Australia’s booming rooftop and large-scale solar markets are being credited for the ongoing fall in electricity sector emissions – one of the only bright spots in Australia’s otherwise disappointing climate mitigation efforts.
The latest National Energy Emissions Audit from The Australia Institute reveals solar as the fastest growing source of electricity in Australia, which along with wind and hydro has taken the share of renewables in Australia’s main grid to around 22 per cent.
And this growth – particularly in big and commercial solar development – is helping to achieve an ongoing fall in annual emissions.
“The dramatic increase in grid-scale solar generation has contributed to renewables supplying monthly 14-15 per cent of total generation (including rooftop solar) since last November,” said lead author Hugh Saddler in his notes. “This is a dramatic increase in the average 10-11 per cent share this time last year.”

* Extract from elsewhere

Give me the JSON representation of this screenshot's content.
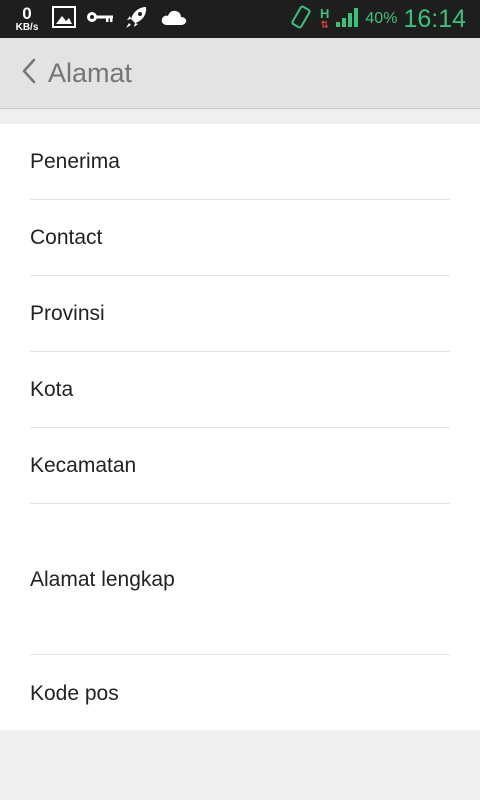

The fall in electricity emissions offers one of few bright spots in Australia’s emissions profile, with even government figures showing a sharp increase since the abolition of the carbon price, and no anticipated fall by 2030, when Australia is supposed to have cut emissions by 26-28 per cent, at the very least.
Rather than improve its own emissions reduction policy, the Coalition government is resorting to Abbott-era scare campaigns against Labor’s target of a 45 per cent cut in emissions by 2030, and the widening of the Coalition’s own so-called “safeguards” mechanism.